Jun 232013
 

Hardly a day goes by without a new review of the Ricoh GR camera appearing, the latest being the one by DPReview. At long last, DPReview has finally acknowledged that Ricoh make superb digital cameras, as anyone with a Ricoh GRD III or GRD IV will attest, and the GR has been duly given a Gold Award.

Ricoh GR camera.

Picture courtesy of erickimphotography.com

Ricoh meisters such as Cristi on One Day, One Picture and Wouter Brandsma have already had the chance to put the new offering from Ricoh through its paces and both are impressed. Check out their websites and you can see why. Street photographer Eric Kim has also thoroughly reviewed the camera, which he annoyingly refers to as the Ricoh GRD V, and gives it a strong recommendation for those photographers wishing to downsize and go for a minimalist approach to street photography. Of course, there is more to the Ricoh GR than just street photography, as Jorge Ledesma so ably points out.

When the Ricoh GR was first announced, it ticked all the boxes for me. Just fractionally larger in size than a Ricoh GRD III but with a 16.2Mp APS-C CMOS sensor with no low-pass filter and a 28mm equivalent f/2.8 lens that is already being hailed as a classic, why wouldn’t it? I placed a pre-order at the beginning of May with B&H and hoped that it would arrive before I left for the UK. Sadly, time ran out and I had to cancel my order.

Availability on this side of the Atlantic is also scare. I have checked several UK Ricoh dealers online, some make no mention of the camera, while others have it listed as a pre-order.

The dilemma I face is whether to put in a pre-order. My financial situation following my recent divorce is healthy in the short term but starting a new life in the UK is going to draw heavily on my limited resources. I need to find an apartment and then furnish it. I don’t have a stick of furniture to my name, not even a knife, fork or spoon.

I also don’t have any income, although that situation could and, hopefully, will change in the future. I would like to think that I could possibly find employment that draws on my expertise and experience but my age could work against me.

Ricoh GRD III. ©Calvin Palmer 2013. All Rights Reserved.

Ricoh GRD III. ©Calvin Palmer 2013. All Rights Reserved.

I have also discovered that former work colleagues, you know who you are you bastards, have also disowned me and won’t even give me the courtesy of a reply to my emails. As a consequence, my network is not all that I thought it was. Fortunately, some people have a more kindly disposition, strangely enough those who have gone on to higher and better things than those individuals who refuse to acknowledge me could ever dream about, and have agreed to give me a reference should the need arise. People are strange. I guess it takes adversity to remind us all of that fact.

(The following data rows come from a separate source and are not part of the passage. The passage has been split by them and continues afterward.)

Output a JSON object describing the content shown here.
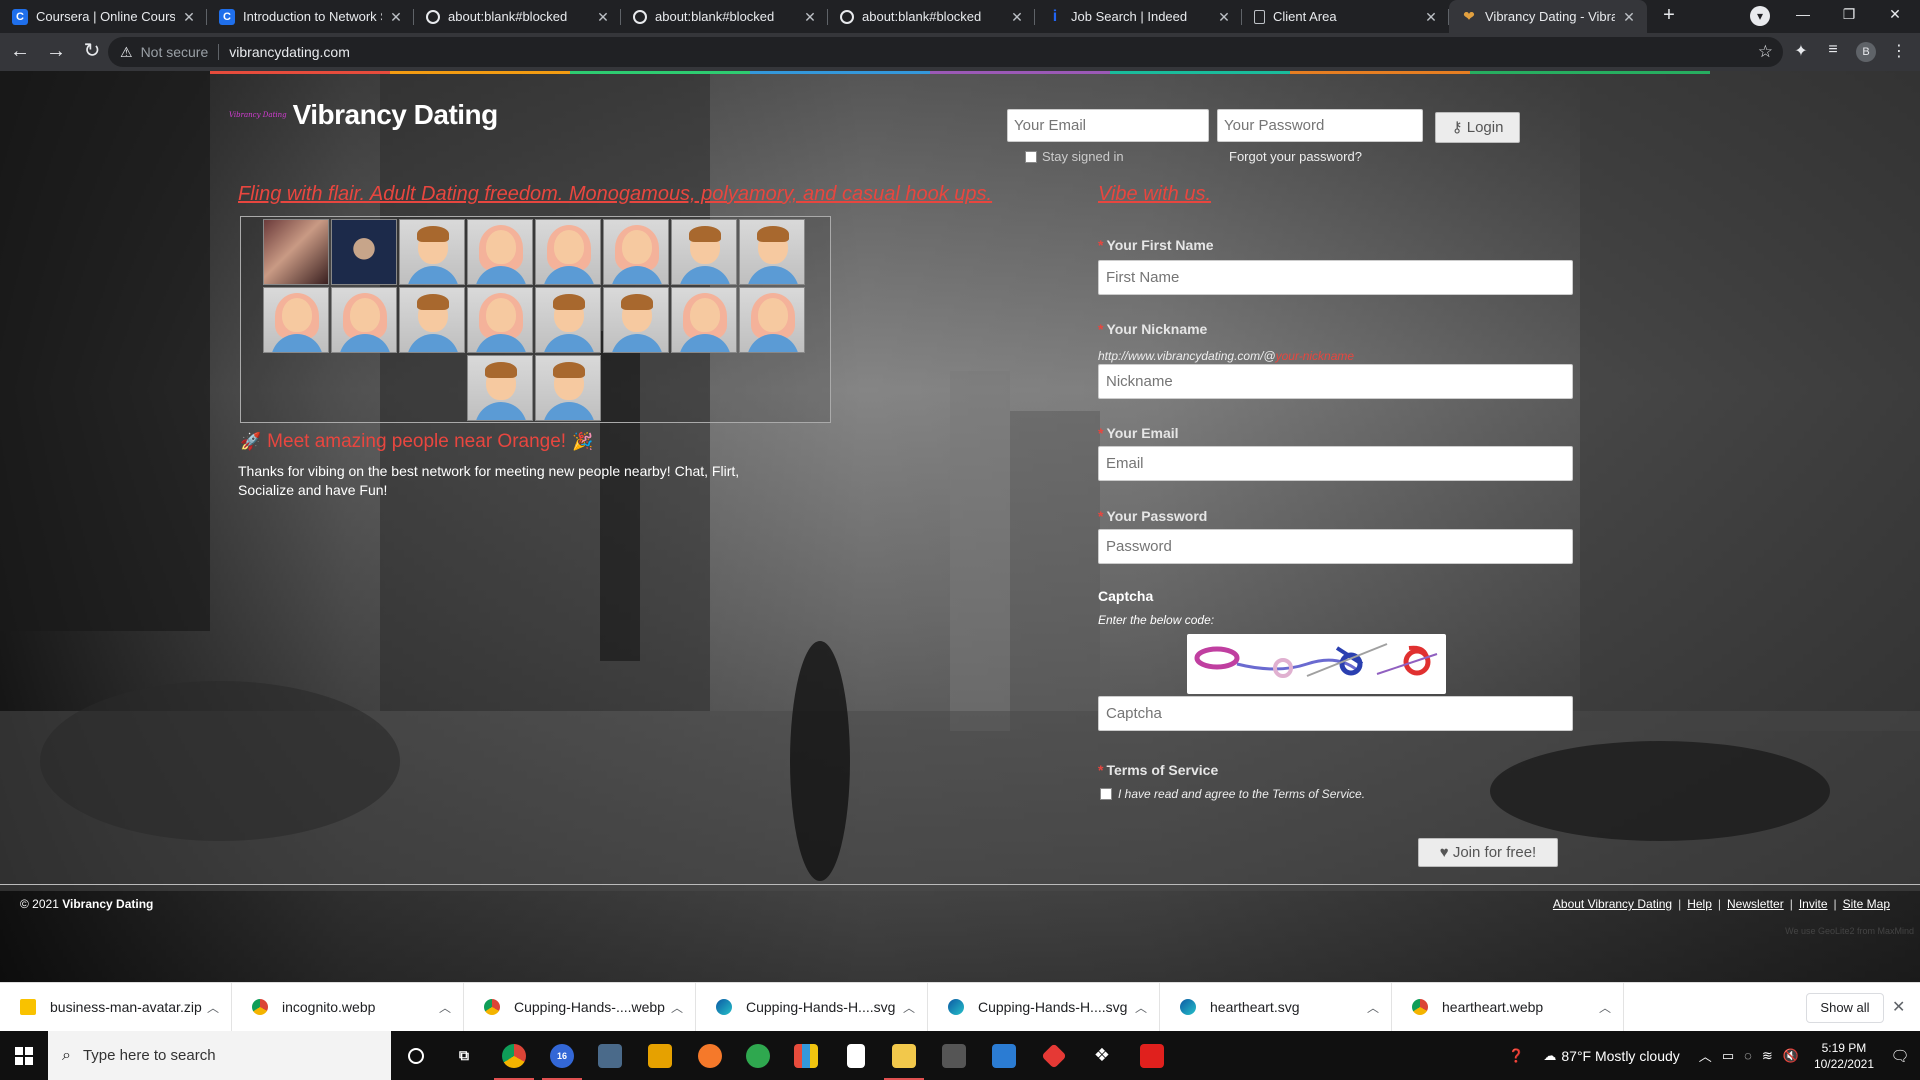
{
  "browser": {
    "tabs": [
      {
        "title": "Coursera | Online Courses",
        "favicon": "coursera-icon"
      },
      {
        "title": "Introduction to Network Se",
        "favicon": "coursera-icon"
      },
      {
        "title": "about:blank#blocked",
        "favicon": "globe-icon"
      },
      {
        "title": "about:blank#blocked",
        "favicon": "globe-icon"
      },
      {
        "title": "about:blank#blocked",
        "favicon": "globe-icon"
      },
      {
        "title": "Job Search | Indeed",
        "favicon": "indeed-icon"
      },
      {
        "title": "Client Area",
        "favicon": "document-icon"
      },
      {
        "title": "Vibrancy Dating - Vibrancy",
        "favicon": "heart-icon",
        "active": true
      }
    ],
    "address": {
      "security": "Not secure",
      "url": "vibrancydating.com"
    },
    "profile_initial": "B"
  },
  "page": {
    "logo_small": "Vibrancy Dating",
    "site_name": "Vibrancy Dating",
    "login": {
      "email_placeholder": "Your Email",
      "password_placeholder": "Your Password",
      "login_label": "Login",
      "stay_signed_in": "Stay signed in",
      "forgot": "Forgot your password?"
    },
    "tagline": "Fling with flair. Adult Dating freedom. Monogamous, polyamory, and casual hook ups.",
    "vibe_heading": "Vibe with us.",
    "gallery": [
      {
        "kind": "photo1"
      },
      {
        "kind": "photo2"
      },
      {
        "kind": "male"
      },
      {
        "kind": "female"
      },
      {
        "kind": "female"
      },
      {
        "kind": "female"
      },
      {
        "kind": "male"
      },
      {
        "kind": "male"
      },
      {
        "kind": "female"
      },
      {
        "kind": "female"
      },
      {
        "kind": "male"
      },
      {
        "kind": "female"
      },
      {
        "kind": "male"
      },
      {
        "kind": "male"
      },
      {
        "kind": "female"
      },
      {
        "kind": "female"
      },
      {
        "kind": "male"
      },
      {
        "kind": "male"
      }
    ],
    "meet_heading": "Meet amazing people near Orange!",
    "intro": "Thanks for vibing on the best network for meeting new people nearby! Chat, Flirt, Socialize and have Fun!",
    "signup": {
      "first_name_label": "Your First Name",
      "first_name_placeholder": "First Name",
      "nickname_label": "Your Nickname",
      "nickname_url_prefix": "http://www.vibrancydating.com/@",
      "nickname_url_placeholder": "your-nickname",
      "nickname_placeholder": "Nickname",
      "email_label": "Your Email",
      "email_placeholder": "Email",
      "password_label": "Your Password",
      "password_placeholder": "Password",
      "captcha_label": "Captcha",
      "captcha_hint": "Enter the below code:",
      "captcha_placeholder": "Captcha",
      "terms_label": "Terms of Service",
      "terms_agree": "I have read and agree to the Terms of Service.",
      "join_label": "Join for free!"
    },
    "footer": {
      "copyright_prefix": "© 2021",
      "copyright_name": "Vibrancy Dating",
      "links": [
        "About Vibrancy Dating",
        "Help",
        "Newsletter",
        "Invite",
        "Site Map"
      ],
      "geoip": "We use GeoLite2 from MaxMind"
    }
  },
  "downloads": {
    "items": [
      {
        "name": "business-man-avatar.zip",
        "icon": "zip-icon"
      },
      {
        "name": "incognito.webp",
        "icon": "chrome-icon"
      },
      {
        "name": "Cupping-Hands-....webp",
        "icon": "chrome-icon"
      },
      {
        "name": "Cupping-Hands-H....svg",
        "icon": "edge-icon"
      },
      {
        "name": "Cupping-Hands-H....svg",
        "icon": "edge-icon"
      },
      {
        "name": "heartheart.svg",
        "icon": "edge-icon"
      },
      {
        "name": "heartheart.webp",
        "icon": "chrome-icon"
      }
    ],
    "show_all": "Show all"
  },
  "taskbar": {
    "search_placeholder": "Type here to search",
    "chrome_badge": "16",
    "weather": "87°F  Mostly cloudy",
    "time": "5:19 PM",
    "date": "10/22/2021"
  },
  "colors": {
    "accent_red": "#e8463f",
    "brand_magenta": "#d63cd6"
  }
}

So will the purchase of a Ricoh GR give me a much needed psychological boost or will it be a purchase that I may well regret six months from now if the money runs out and I have to throw myself at the mercy of the state?

I wonder whether I should post this piece on the Leica forum? I would be sure to get a sympathetic ear from Leica owners, don’t you think? The cost of one of the cheaper Leica lenses would keep my head above water for three or four months.

Ricoh GRD III. ©Calvin Palmer 2013. All Rights Reserved.

Ricoh GRD III. ©Calvin Palmer 2013. All Rights Reserved.

It’s a tough call knowing what to do. In the meantime, my Ricoh GRD III continues to give me excellent service, as the photographs above show, which makes the purchase of the Ricoh GR all the more appealing. Also one UK dealer is throwing in a free Ricoh GC-5 leather case, which makes the camera even more tempting.

Decisions, decisions…